As New York Times columnist David French notes, "the state election law that the prosecution cites may well be pre-empted by federal law and therefore be inapplicable to the case." Even if the state law does apply, the prosecution's theory assumes not only that Trump recognized Cohen's payment to Daniels as an illegal campaign contribution but also that he knew it was a violation of Section 17-152—a provision so obscure that experts on New York election law say they have never seen a criminal case based on it.

It seems quite unlikely that Trump knew anything about that law, let alone that he anticipated how it might be construed by New York prosecutors. And if he did not know he could be accused of violating Section 17-152, how could he have falsified business records with the intent of covering up that alleged crime?

Juan Merchan, the judge presiding over Trump's trial, presumably will clarify these issues when he instructs the jurors prior to their deliberations, which are expected to begin next week. But the case presents such a tangle of interacting laws and mens rea puzzles that Trump will have ample grounds for appeal if he is convicted.

Those issues help explain why Bragg's predecessor, Cyrus R. Vance Jr., decided, after long consideration, that state charges based on the Daniels payment were too iffy to pursue. Mark Pomerantz, a former prosecutor in Vance's office who worked on the Trump investigation, concluded that "such a case was too risky under New York law." In a 2023 book, Pomerantz noted that "no appellate court in New York had ever upheld (or rejected) this interpretation of the law."

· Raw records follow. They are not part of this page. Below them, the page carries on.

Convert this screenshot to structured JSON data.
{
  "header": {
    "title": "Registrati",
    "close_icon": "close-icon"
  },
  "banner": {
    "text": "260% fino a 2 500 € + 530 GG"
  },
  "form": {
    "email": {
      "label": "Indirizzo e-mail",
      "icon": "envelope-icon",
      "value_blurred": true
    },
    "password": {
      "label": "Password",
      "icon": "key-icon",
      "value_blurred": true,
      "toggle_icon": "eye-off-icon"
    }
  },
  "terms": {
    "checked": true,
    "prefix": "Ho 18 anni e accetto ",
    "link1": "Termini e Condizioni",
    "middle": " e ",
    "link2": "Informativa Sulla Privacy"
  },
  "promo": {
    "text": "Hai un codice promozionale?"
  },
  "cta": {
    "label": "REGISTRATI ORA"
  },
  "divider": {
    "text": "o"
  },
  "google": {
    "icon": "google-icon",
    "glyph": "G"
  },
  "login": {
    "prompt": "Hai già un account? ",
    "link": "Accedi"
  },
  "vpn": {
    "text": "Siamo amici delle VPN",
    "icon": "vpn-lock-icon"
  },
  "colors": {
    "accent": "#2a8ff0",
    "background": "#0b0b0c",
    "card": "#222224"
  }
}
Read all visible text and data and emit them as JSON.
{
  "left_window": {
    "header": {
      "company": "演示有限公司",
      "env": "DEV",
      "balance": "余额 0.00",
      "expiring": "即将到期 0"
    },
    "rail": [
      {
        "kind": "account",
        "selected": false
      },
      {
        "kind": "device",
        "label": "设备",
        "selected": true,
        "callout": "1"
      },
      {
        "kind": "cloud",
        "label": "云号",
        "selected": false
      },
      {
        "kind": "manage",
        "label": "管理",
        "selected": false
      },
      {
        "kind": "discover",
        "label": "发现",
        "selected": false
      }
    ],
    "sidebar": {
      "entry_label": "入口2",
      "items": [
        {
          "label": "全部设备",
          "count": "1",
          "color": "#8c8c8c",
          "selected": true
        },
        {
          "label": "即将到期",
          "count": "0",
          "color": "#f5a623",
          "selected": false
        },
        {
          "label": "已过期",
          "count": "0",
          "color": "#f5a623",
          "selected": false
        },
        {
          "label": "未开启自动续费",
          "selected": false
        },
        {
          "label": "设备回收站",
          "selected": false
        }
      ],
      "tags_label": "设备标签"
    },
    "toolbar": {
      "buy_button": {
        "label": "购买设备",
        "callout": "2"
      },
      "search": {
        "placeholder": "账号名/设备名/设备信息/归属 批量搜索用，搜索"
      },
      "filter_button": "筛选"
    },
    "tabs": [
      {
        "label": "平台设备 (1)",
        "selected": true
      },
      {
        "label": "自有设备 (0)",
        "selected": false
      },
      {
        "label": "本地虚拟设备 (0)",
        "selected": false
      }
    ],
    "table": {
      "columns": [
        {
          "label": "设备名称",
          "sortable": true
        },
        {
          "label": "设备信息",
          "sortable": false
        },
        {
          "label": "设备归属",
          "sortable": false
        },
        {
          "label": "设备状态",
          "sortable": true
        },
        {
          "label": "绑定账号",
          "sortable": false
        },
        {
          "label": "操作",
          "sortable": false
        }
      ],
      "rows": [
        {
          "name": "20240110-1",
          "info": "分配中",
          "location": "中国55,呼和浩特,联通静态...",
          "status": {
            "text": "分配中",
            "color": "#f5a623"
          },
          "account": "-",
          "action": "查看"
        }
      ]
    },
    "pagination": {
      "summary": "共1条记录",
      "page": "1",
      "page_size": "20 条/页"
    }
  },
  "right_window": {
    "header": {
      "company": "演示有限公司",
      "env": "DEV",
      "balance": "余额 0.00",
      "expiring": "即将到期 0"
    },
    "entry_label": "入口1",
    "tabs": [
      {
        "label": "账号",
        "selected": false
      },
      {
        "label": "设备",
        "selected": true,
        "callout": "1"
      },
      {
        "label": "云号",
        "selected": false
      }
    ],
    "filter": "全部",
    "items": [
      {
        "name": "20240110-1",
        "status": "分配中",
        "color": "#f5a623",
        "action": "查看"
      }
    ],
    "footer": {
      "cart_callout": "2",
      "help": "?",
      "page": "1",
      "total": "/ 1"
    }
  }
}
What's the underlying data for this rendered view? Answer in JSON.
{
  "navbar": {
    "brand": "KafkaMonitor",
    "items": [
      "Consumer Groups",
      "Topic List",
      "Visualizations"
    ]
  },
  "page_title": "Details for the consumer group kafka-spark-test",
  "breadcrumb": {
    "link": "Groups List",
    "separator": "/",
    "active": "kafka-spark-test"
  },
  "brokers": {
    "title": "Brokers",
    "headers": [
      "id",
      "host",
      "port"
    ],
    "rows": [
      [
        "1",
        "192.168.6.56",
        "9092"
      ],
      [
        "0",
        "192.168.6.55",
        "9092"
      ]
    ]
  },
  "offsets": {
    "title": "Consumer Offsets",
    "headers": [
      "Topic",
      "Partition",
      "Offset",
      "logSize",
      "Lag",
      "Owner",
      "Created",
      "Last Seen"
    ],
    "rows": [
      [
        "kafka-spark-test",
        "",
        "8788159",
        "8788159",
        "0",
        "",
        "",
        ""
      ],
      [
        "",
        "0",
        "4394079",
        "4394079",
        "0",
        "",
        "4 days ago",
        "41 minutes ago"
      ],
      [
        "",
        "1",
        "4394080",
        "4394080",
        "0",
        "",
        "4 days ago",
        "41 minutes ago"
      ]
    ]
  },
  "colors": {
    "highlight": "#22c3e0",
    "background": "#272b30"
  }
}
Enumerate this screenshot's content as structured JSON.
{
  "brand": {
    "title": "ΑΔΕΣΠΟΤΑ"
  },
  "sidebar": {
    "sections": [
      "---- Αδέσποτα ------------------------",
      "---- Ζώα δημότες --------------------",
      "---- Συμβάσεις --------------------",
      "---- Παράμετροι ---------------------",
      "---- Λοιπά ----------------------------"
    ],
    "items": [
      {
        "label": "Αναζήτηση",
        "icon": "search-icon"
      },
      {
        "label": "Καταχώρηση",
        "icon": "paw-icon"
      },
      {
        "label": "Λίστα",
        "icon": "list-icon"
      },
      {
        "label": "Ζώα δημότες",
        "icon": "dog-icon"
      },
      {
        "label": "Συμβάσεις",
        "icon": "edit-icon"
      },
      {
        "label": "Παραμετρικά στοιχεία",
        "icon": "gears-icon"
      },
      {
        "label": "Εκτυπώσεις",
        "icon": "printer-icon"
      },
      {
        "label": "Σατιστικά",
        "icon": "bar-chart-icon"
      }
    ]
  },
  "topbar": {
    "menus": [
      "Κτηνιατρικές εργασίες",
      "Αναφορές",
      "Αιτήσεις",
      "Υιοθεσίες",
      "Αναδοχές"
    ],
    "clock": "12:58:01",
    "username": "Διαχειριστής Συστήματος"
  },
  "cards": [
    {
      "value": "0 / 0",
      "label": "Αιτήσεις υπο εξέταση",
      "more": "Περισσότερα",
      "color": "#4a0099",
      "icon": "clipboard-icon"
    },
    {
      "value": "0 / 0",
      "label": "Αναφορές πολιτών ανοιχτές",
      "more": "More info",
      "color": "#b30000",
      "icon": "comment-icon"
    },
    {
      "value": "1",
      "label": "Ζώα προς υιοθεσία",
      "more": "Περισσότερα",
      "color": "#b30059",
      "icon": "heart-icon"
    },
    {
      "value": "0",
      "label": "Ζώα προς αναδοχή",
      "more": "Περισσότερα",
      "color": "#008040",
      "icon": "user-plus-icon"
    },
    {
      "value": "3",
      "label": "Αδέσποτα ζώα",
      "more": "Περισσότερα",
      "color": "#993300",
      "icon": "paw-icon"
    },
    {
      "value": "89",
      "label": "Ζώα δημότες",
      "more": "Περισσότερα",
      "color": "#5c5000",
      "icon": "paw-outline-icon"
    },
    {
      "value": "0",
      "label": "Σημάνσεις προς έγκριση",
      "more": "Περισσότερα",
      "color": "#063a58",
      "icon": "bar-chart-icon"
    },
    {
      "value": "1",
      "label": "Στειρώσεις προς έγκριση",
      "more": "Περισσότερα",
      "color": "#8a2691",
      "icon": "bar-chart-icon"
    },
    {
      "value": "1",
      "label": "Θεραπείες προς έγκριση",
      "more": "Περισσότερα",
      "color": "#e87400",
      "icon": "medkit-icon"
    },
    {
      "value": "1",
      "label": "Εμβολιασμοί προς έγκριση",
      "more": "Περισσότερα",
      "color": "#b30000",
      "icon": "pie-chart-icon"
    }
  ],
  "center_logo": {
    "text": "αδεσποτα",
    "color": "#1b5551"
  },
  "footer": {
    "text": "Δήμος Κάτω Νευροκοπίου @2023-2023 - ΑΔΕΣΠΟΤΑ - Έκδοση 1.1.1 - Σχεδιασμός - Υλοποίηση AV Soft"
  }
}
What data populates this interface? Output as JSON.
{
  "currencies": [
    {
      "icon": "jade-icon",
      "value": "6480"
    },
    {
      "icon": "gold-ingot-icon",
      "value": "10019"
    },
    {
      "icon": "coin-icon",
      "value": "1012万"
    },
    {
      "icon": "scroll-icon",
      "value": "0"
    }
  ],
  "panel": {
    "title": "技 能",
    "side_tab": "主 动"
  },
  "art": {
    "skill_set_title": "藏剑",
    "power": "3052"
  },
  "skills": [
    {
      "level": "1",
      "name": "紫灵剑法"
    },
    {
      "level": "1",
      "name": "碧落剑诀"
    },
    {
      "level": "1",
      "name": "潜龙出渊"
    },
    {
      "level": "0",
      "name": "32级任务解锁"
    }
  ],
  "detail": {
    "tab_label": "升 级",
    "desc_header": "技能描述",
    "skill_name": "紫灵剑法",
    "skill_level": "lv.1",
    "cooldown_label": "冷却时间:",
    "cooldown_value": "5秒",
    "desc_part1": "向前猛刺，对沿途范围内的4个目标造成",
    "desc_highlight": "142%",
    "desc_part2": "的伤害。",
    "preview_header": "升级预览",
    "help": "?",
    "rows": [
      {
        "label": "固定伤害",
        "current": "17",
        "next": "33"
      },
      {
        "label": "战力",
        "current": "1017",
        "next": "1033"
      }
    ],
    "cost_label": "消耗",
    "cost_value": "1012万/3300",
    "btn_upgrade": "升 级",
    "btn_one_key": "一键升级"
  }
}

Pomerantz, who was so keen to build a criminal case against Trump that he agreed to work on the investigation for free, is by no means the only Trump critic who is skeptical of Bragg's case. "Numerous legal analysts, including people who are no friends of Trump, have expressed grave reservations about the case," French notes, "in large part because of the difficulty of linking the falsified records to an additional, separate crime."

While French condemns Trump's "morally repugnant" conduct, he emphasizes that "immorality alone doesn't make him a criminal." And he worries about the consequences of a conviction that is overturned on appeal. "Imagine a scenario in which Trump is convicted at the trial, Biden condemns him as a felon and the Biden campaign runs ads mocking him as a convict," he writes. "If Biden wins a narrow victory but then an appeals court tosses out the conviction, this case could well undermine faith in our democracy and the rule of law."

The problem, of course, goes beyond public perceptions. If Bragg is prosecuting Trump in a desperate, last-ditch attempt to prevent him from reoccupying the White House—and that is certainly how it looks—he is abusing his powers and perverting the law. The case seems to exemplify the very sort of misconduct that Trump's opponents fear he will commit if he wins the election.